DATA EXCERPTS.
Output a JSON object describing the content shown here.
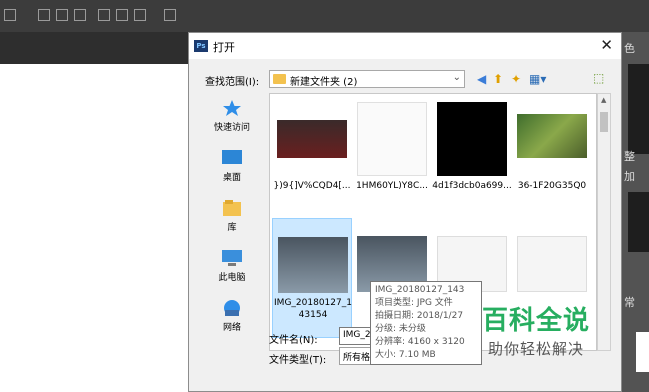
{
  "dialog": {
    "title": "打开",
    "lookin_label": "查找范围(I):",
    "current_folder": "新建文件夹 (2)",
    "places": [
      {
        "label": "快速访问"
      },
      {
        "label": "桌面"
      },
      {
        "label": "库"
      },
      {
        "label": "此电脑"
      },
      {
        "label": "网络"
      }
    ],
    "files": [
      {
        "name": "})9{]V%CQD4[..."
      },
      {
        "name": "1HM60YL)Y8C..."
      },
      {
        "name": "4d1f3dcb0a699..."
      },
      {
        "name": "36-1F20G35Q0"
      },
      {
        "name": "IMG_20180127_143154"
      },
      {
        "name": "IMG_"
      },
      {
        "name": ""
      },
      {
        "name": ""
      }
    ],
    "filename_label": "文件名(N):",
    "filename_value": "IMG_2018",
    "filetype_label": "文件类型(T):",
    "filetype_value": "所有格"
  },
  "tooltip": {
    "line1": "IMG_20180127_143",
    "line2": "项目类型: JPG 文件",
    "line3": "拍摄日期: 2018/1/27",
    "line4": "分级: 未分级",
    "line5": "分辨率: 4160 x 3120",
    "line6": "大小: 7.10 MB"
  },
  "watermark": {
    "main": "百科全说",
    "sub": "助你轻松解决"
  },
  "right_panel": {
    "t1": "色",
    "t2": "整",
    "t3": "加",
    "t4": "常"
  }
}
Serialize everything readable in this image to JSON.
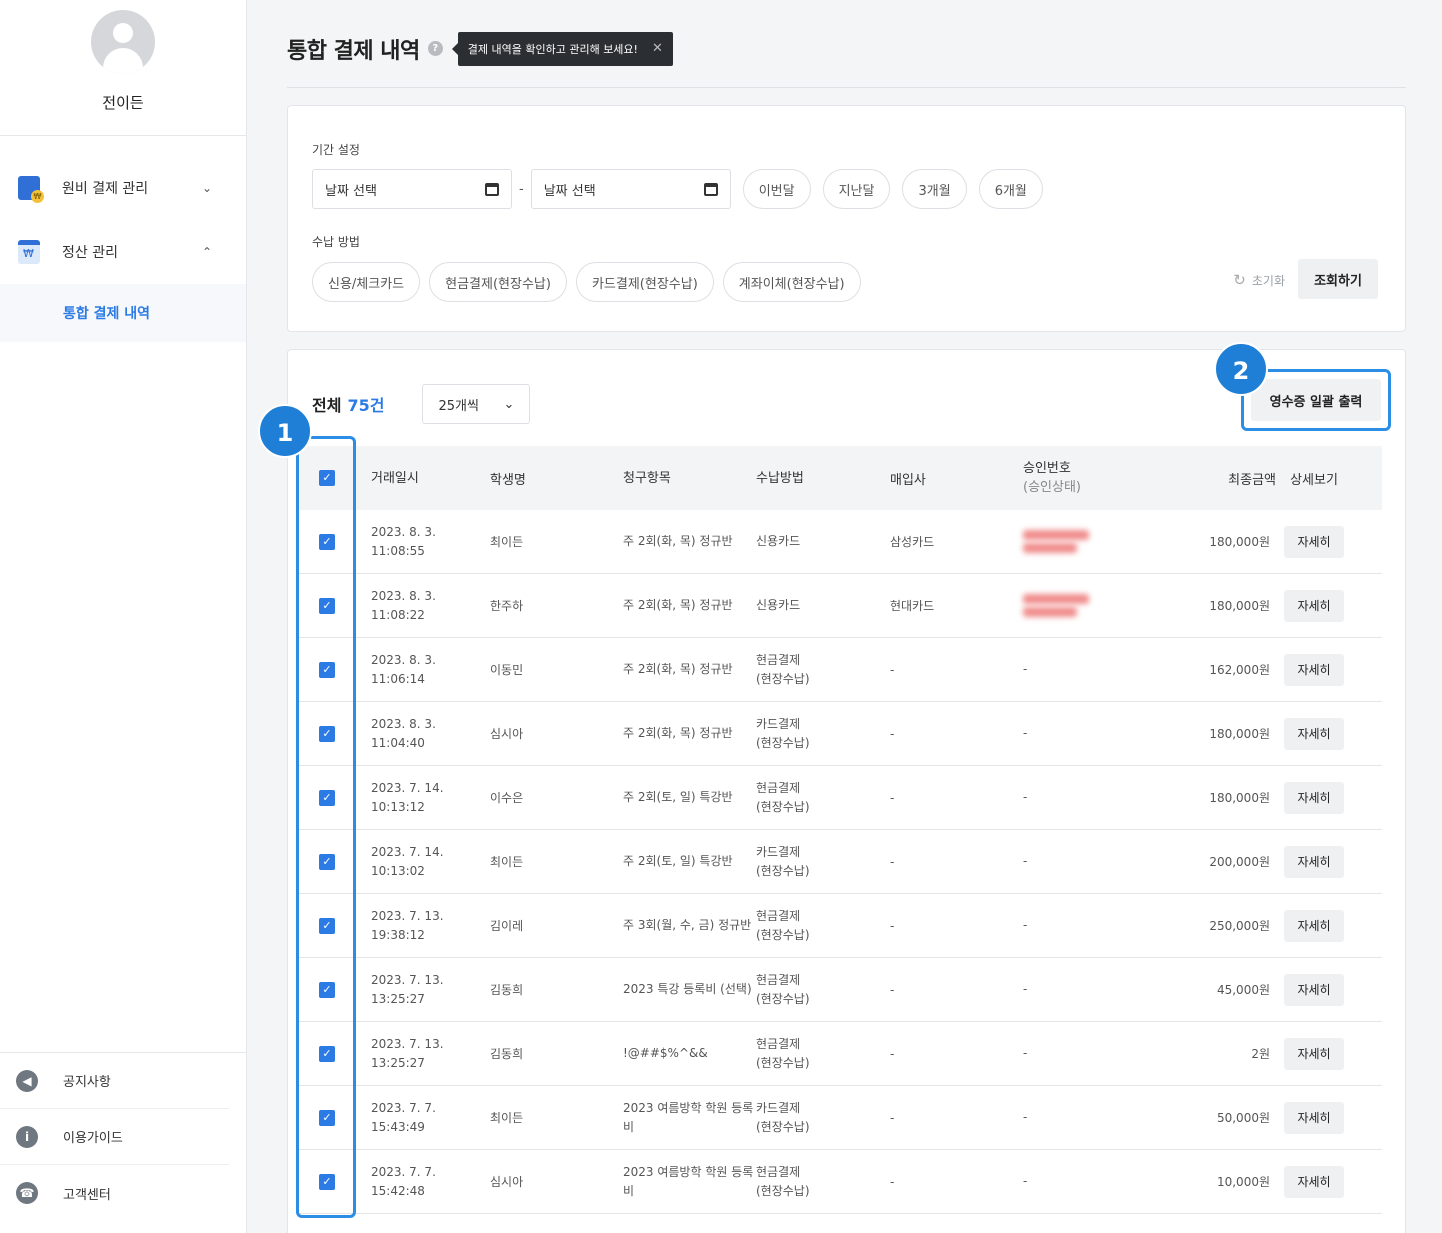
{
  "sidebar": {
    "profile_name": "전이든",
    "menu": [
      {
        "label": "원비 결제 관리",
        "icon": "tuition-icon",
        "expanded": false
      },
      {
        "label": "정산 관리",
        "icon": "settlement-icon",
        "expanded": true
      }
    ],
    "submenu_active": "통합 결제 내역",
    "bottom": [
      {
        "label": "공지사항",
        "icon": "megaphone-icon",
        "glyph": "◀"
      },
      {
        "label": "이용가이드",
        "icon": "info-icon",
        "glyph": "i"
      },
      {
        "label": "고객센터",
        "icon": "headset-icon",
        "glyph": "☎"
      }
    ]
  },
  "header": {
    "title": "통합 결제 내역",
    "help_glyph": "?",
    "tooltip": "결제 내역을 확인하고 관리해 보세요!",
    "tooltip_close": "✕"
  },
  "filter": {
    "period_label": "기간 설정",
    "date_start_placeholder": "날짜 선택",
    "date_end_placeholder": "날짜 선택",
    "date_separator": "-",
    "quick_ranges": [
      "이번달",
      "지난달",
      "3개월",
      "6개월"
    ],
    "method_label": "수납 방법",
    "methods": [
      "신용/체크카드",
      "현금결제(현장수납)",
      "카드결제(현장수납)",
      "계좌이체(현장수납)"
    ],
    "reset_label": "초기화",
    "search_label": "조회하기"
  },
  "list": {
    "total_label": "전체",
    "total_count": "75건",
    "per_page": "25개씩",
    "receipt_button": "영수증 일괄 출력",
    "badges": [
      "1",
      "2"
    ],
    "columns": {
      "date": "거래일시",
      "name": "학생명",
      "item": "청구항목",
      "method": "수납방법",
      "acquirer": "매입사",
      "approval": "승인번호",
      "approval_sub": "(승인상태)",
      "amount": "최종금액",
      "detail": "상세보기"
    },
    "detail_label": "자세히",
    "rows": [
      {
        "date": "2023. 8. 3.",
        "time": "11:08:55",
        "name": "최이든",
        "item": "주 2회(화, 목) 정규반",
        "method": "신용카드",
        "method2": "",
        "acquirer": "삼성카드",
        "approval": "",
        "amount": "180,000원",
        "redacted": true
      },
      {
        "date": "2023. 8. 3.",
        "time": "11:08:22",
        "name": "한주하",
        "item": "주 2회(화, 목) 정규반",
        "method": "신용카드",
        "method2": "",
        "acquirer": "현대카드",
        "approval": "",
        "amount": "180,000원",
        "redacted": true
      },
      {
        "date": "2023. 8. 3.",
        "time": "11:06:14",
        "name": "이동민",
        "item": "주 2회(화, 목) 정규반",
        "method": "현금결제",
        "method2": "(현장수납)",
        "acquirer": "-",
        "approval": "-",
        "amount": "162,000원",
        "redacted": false
      },
      {
        "date": "2023. 8. 3.",
        "time": "11:04:40",
        "name": "심시아",
        "item": "주 2회(화, 목) 정규반",
        "method": "카드결제",
        "method2": "(현장수납)",
        "acquirer": "-",
        "approval": "-",
        "amount": "180,000원",
        "redacted": false
      },
      {
        "date": "2023. 7. 14.",
        "time": "10:13:12",
        "name": "이수은",
        "item": "주 2회(토, 일) 특강반",
        "method": "현금결제",
        "method2": "(현장수납)",
        "acquirer": "-",
        "approval": "-",
        "amount": "180,000원",
        "redacted": false
      },
      {
        "date": "2023. 7. 14.",
        "time": "10:13:02",
        "name": "최이든",
        "item": "주 2회(토, 일) 특강반",
        "method": "카드결제",
        "method2": "(현장수납)",
        "acquirer": "-",
        "approval": "-",
        "amount": "200,000원",
        "redacted": false
      },
      {
        "date": "2023. 7. 13.",
        "time": "19:38:12",
        "name": "김이레",
        "item": "주 3회(월, 수, 금) 정규반",
        "method": "현금결제",
        "method2": "(현장수납)",
        "acquirer": "-",
        "approval": "-",
        "amount": "250,000원",
        "redacted": false
      },
      {
        "date": "2023. 7. 13.",
        "time": "13:25:27",
        "name": "김동희",
        "item": "2023 특강 등록비 (선택)",
        "method": "현금결제",
        "method2": "(현장수납)",
        "acquirer": "-",
        "approval": "-",
        "amount": "45,000원",
        "redacted": false
      },
      {
        "date": "2023. 7. 13.",
        "time": "13:25:27",
        "name": "김동희",
        "item": "!@##$%^&&",
        "method": "현금결제",
        "method2": "(현장수납)",
        "acquirer": "-",
        "approval": "-",
        "amount": "2원",
        "redacted": false
      },
      {
        "date": "2023. 7. 7.",
        "time": "15:43:49",
        "name": "최이든",
        "item": "2023 여름방학 학원 등록비",
        "method": "카드결제",
        "method2": "(현장수납)",
        "acquirer": "-",
        "approval": "-",
        "amount": "50,000원",
        "redacted": false
      },
      {
        "date": "2023. 7. 7.",
        "time": "15:42:48",
        "name": "심시아",
        "item": "2023 여름방학 학원 등록비",
        "method": "현금결제",
        "method2": "(현장수납)",
        "acquirer": "-",
        "approval": "-",
        "amount": "10,000원",
        "redacted": false
      }
    ]
  },
  "colors": {
    "accent": "#2c7be5",
    "highlight_frame": "#2b8de3",
    "badge": "#1f7fd6"
  }
}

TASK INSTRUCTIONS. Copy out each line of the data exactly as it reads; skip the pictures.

ANSWER TO THE EXERCISE.
Output a JSON object describing the content shown here.
{
  "dialog": {
    "title": "打开",
    "lookin_label": "查找范围(I):",
    "current_folder": "新建文件夹 (2)",
    "places": [
      {
        "label": "快速访问"
      },
      {
        "label": "桌面"
      },
      {
        "label": "库"
      },
      {
        "label": "此电脑"
      },
      {
        "label": "网络"
      }
    ],
    "files": [
      {
        "name": "})9{]V%CQD4[..."
      },
      {
        "name": "1HM60YL)Y8C..."
      },
      {
        "name": "4d1f3dcb0a699..."
      },
      {
        "name": "36-1F20G35Q0"
      },
      {
        "name": "IMG_20180127_143154"
      },
      {
        "name": "IMG_"
      },
      {
        "name": ""
      },
      {
        "name": ""
      }
    ],
    "filename_label": "文件名(N):",
    "filename_value": "IMG_2018",
    "filetype_label": "文件类型(T):",
    "filetype_value": "所有格"
  },
  "tooltip": {
    "line1": "IMG_20180127_143",
    "line2": "项目类型: JPG 文件",
    "line3": "拍摄日期: 2018/1/27",
    "line4": "分级: 未分级",
    "line5": "分辨率: 4160 x 3120",
    "line6": "大小: 7.10 MB"
  },
  "watermark": {
    "main": "百科全说",
    "sub": "助你轻松解决"
  },
  "right_panel": {
    "t1": "色",
    "t2": "整",
    "t3": "加",
    "t4": "常"
  }
}
Serialize everything readable in this image to JSON.
{
  "sidebar": {
    "profile_name": "전이든",
    "menu": [
      {
        "label": "원비 결제 관리",
        "icon": "tuition-icon",
        "expanded": false
      },
      {
        "label": "정산 관리",
        "icon": "settlement-icon",
        "expanded": true
      }
    ],
    "submenu_active": "통합 결제 내역",
    "bottom": [
      {
        "label": "공지사항",
        "icon": "megaphone-icon",
        "glyph": "◀"
      },
      {
        "label": "이용가이드",
        "icon": "info-icon",
        "glyph": "i"
      },
      {
        "label": "고객센터",
        "icon": "headset-icon",
        "glyph": "☎"
      }
    ]
  },
  "header": {
    "title": "통합 결제 내역",
    "help_glyph": "?",
    "tooltip": "결제 내역을 확인하고 관리해 보세요!",
    "tooltip_close": "✕"
  },
  "filter": {
    "period_label": "기간 설정",
    "date_start_placeholder": "날짜 선택",
    "date_end_placeholder": "날짜 선택",
    "date_separator": "-",
    "quick_ranges": [
      "이번달",
      "지난달",
      "3개월",
      "6개월"
    ],
    "method_label": "수납 방법",
    "methods": [
      "신용/체크카드",
      "현금결제(현장수납)",
      "카드결제(현장수납)",
      "계좌이체(현장수납)"
    ],
    "reset_label": "초기화",
    "search_label": "조회하기"
  },
  "list": {
    "total_label": "전체",
    "total_count": "75건",
    "per_page": "25개씩",
    "receipt_button": "영수증 일괄 출력",
    "badges": [
      "1",
      "2"
    ],
    "columns": {
      "date": "거래일시",
      "name": "학생명",
      "item": "청구항목",
      "method": "수납방법",
      "acquirer": "매입사",
      "approval": "승인번호",
      "approval_sub": "(승인상태)",
      "amount": "최종금액",
      "detail": "상세보기"
    },
    "detail_label": "자세히",
    "rows": [
      {
        "date": "2023. 8. 3.",
        "time": "11:08:55",
        "name": "최이든",
        "item": "주 2회(화, 목) 정규반",
        "method": "신용카드",
        "method2": "",
        "acquirer": "삼성카드",
        "approval": "",
        "amount": "180,000원",
        "redacted": true
      },
      {
        "date": "2023. 8. 3.",
        "time": "11:08:22",
        "name": "한주하",
        "item": "주 2회(화, 목) 정규반",
        "method": "신용카드",
        "method2": "",
        "acquirer": "현대카드",
        "approval": "",
        "amount": "180,000원",
        "redacted": true
      },
      {
        "date": "2023. 8. 3.",
        "time": "11:06:14",
        "name": "이동민",
        "item": "주 2회(화, 목) 정규반",
        "method": "현금결제",
        "method2": "(현장수납)",
        "acquirer": "-",
        "approval": "-",
        "amount": "162,000원",
        "redacted": false
      },
      {
        "date": "2023. 8. 3.",
        "time": "11:04:40",
        "name": "심시아",
        "item": "주 2회(화, 목) 정규반",
        "method": "카드결제",
        "method2": "(현장수납)",
        "acquirer": "-",
        "approval": "-",
        "amount": "180,000원",
        "redacted": false
      },
      {
        "date": "2023. 7. 14.",
        "time": "10:13:12",
        "name": "이수은",
        "item": "주 2회(토, 일) 특강반",
        "method": "현금결제",
        "method2": "(현장수납)",
        "acquirer": "-",
        "approval": "-",
        "amount": "180,000원",
        "redacted": false
      },
      {
        "date": "2023. 7. 14.",
        "time": "10:13:02",
        "name": "최이든",
        "item": "주 2회(토, 일) 특강반",
        "method": "카드결제",
        "method2": "(현장수납)",
        "acquirer": "-",
        "approval": "-",
        "amount": "200,000원",
        "redacted": false
      },
      {
        "date": "2023. 7. 13.",
        "time": "19:38:12",
        "name": "김이레",
        "item": "주 3회(월, 수, 금) 정규반",
        "method": "현금결제",
        "method2": "(현장수납)",
        "acquirer": "-",
        "approval": "-",
        "amount": "250,000원",
        "redacted": false
      },
      {
        "date": "2023. 7. 13.",
        "time": "13:25:27",
        "name": "김동희",
        "item": "2023 특강 등록비 (선택)",
        "method": "현금결제",
        "method2": "(현장수납)",
        "acquirer": "-",
        "approval": "-",
        "amount": "45,000원",
        "redacted": false
      },
      {
        "date": "2023. 7. 13.",
        "time": "13:25:27",
        "name": "김동희",
        "item": "!@##$%^&&",
        "method": "현금결제",
        "method2": "(현장수납)",
        "acquirer": "-",
        "approval": "-",
        "amount": "2원",
        "redacted": false
      },
      {
        "date": "2023. 7. 7.",
        "time": "15:43:49",
        "name": "최이든",
        "item": "2023 여름방학 학원 등록비",
        "method": "카드결제",
        "method2": "(현장수납)",
        "acquirer": "-",
        "approval": "-",
        "amount": "50,000원",
        "redacted": false
      },
      {
        "date": "2023. 7. 7.",
        "time": "15:42:48",
        "name": "심시아",
        "item": "2023 여름방학 학원 등록비",
        "method": "현금결제",
        "method2": "(현장수납)",
        "acquirer": "-",
        "approval": "-",
        "amount": "10,000원",
        "redacted": false
      }
    ]
  },
  "colors": {
    "accent": "#2c7be5",
    "highlight_frame": "#2b8de3",
    "badge": "#1f7fd6"
  }
}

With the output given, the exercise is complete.